TASK DIRECTIONS — The expected response is a copy of every line in the entries below that includes the word "Eastern".

================

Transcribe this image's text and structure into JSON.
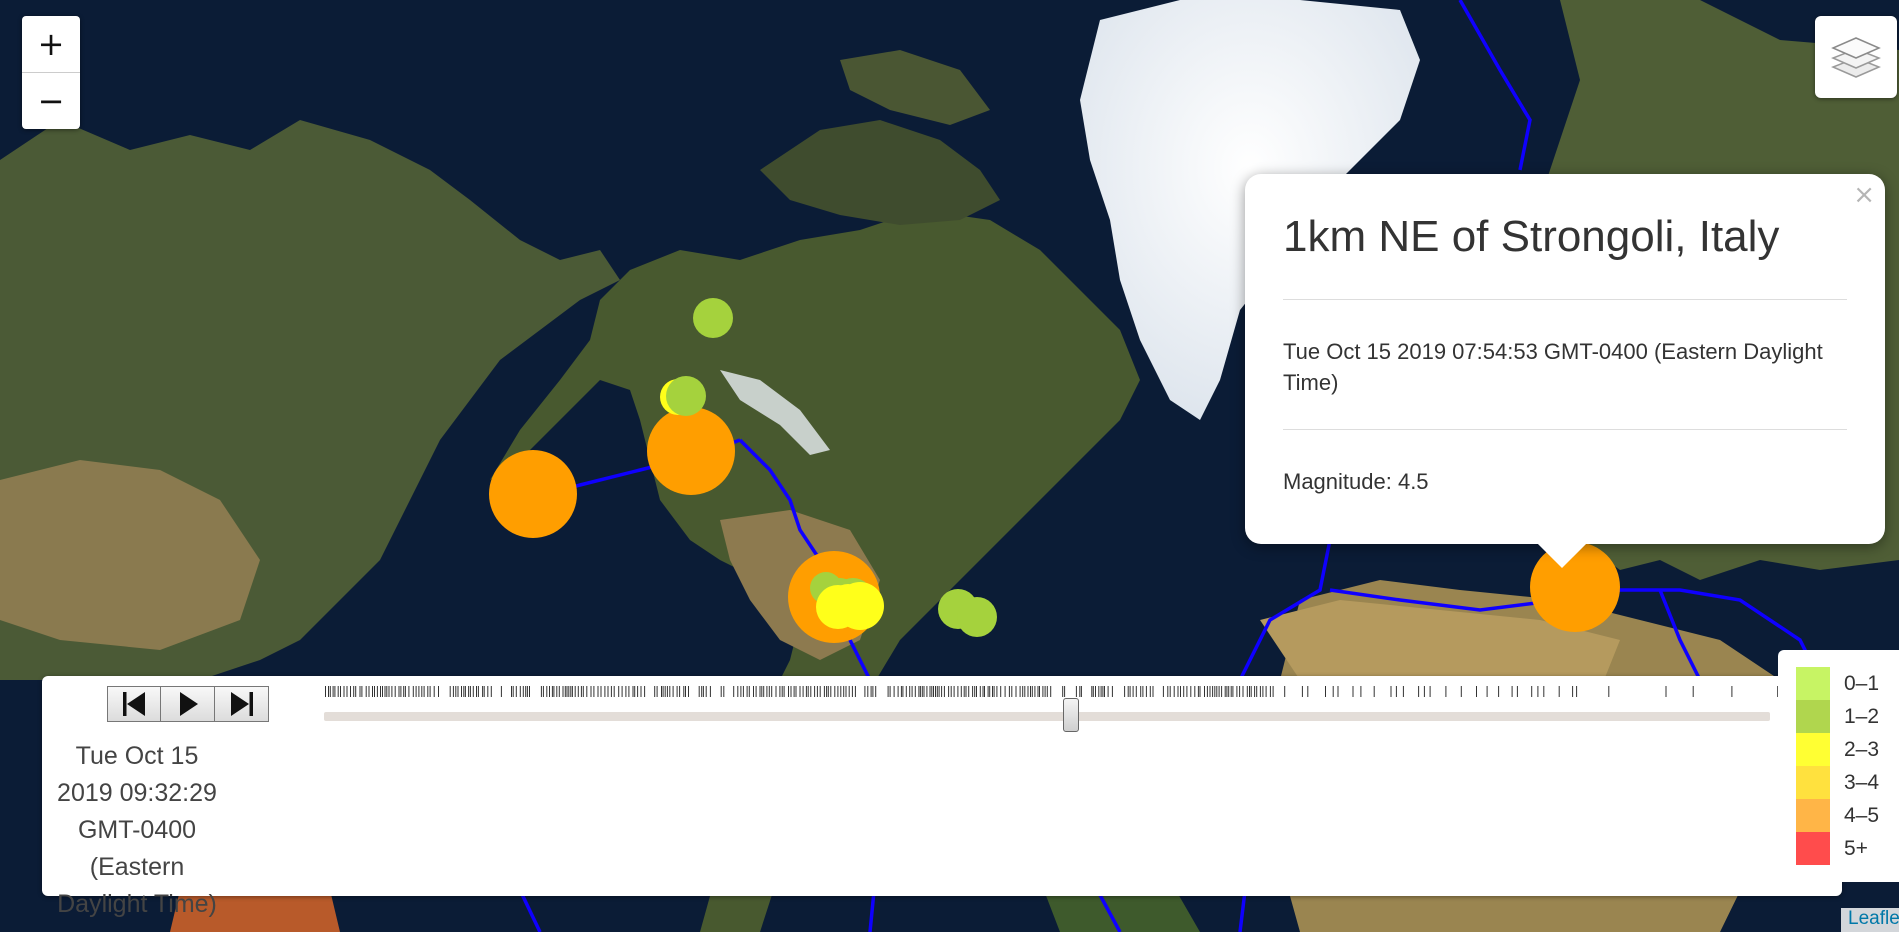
{
  "map": {
    "controls": {
      "zoom_in": "+",
      "zoom_out": "−",
      "layers_icon": "layers-icon"
    },
    "popup": {
      "title": "1km NE of Strongoli, Italy",
      "time": "Tue Oct 15 2019 07:54:53 GMT-0400 (Eastern Daylight Time)",
      "magnitude": "Magnitude: 4.5",
      "close": "×"
    },
    "timeline": {
      "current_time": "Tue Oct 15 2019 09:32:29 GMT-0400 (Eastern Daylight Time)",
      "buttons": [
        "previous-icon",
        "play-icon",
        "next-icon"
      ],
      "slider_position": 0.51
    },
    "legend": [
      {
        "label": "0–1",
        "color": "#c7f464"
      },
      {
        "label": "1–2",
        "color": "#b0d64e"
      },
      {
        "label": "2–3",
        "color": "#ffff33"
      },
      {
        "label": "3–4",
        "color": "#ffe13e"
      },
      {
        "label": "4–5",
        "color": "#ffb547"
      },
      {
        "label": "5+",
        "color": "#ff4c4c"
      }
    ],
    "marker_colors": {
      "orange": "#ff9e00",
      "yellow": "#ffff1a",
      "green": "#a5d23d"
    },
    "plate_boundary_color": "#0f00ff",
    "attribution": "Leaflet"
  }
}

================

EXERCISE ANSWER —
      "time": "Tue Oct 15 2019 07:54:53 GMT-0400 (Eastern Daylight Time)",
      "current_time": "Tue Oct 15 2019 09:32:29 GMT-0400 (Eastern Daylight Time)",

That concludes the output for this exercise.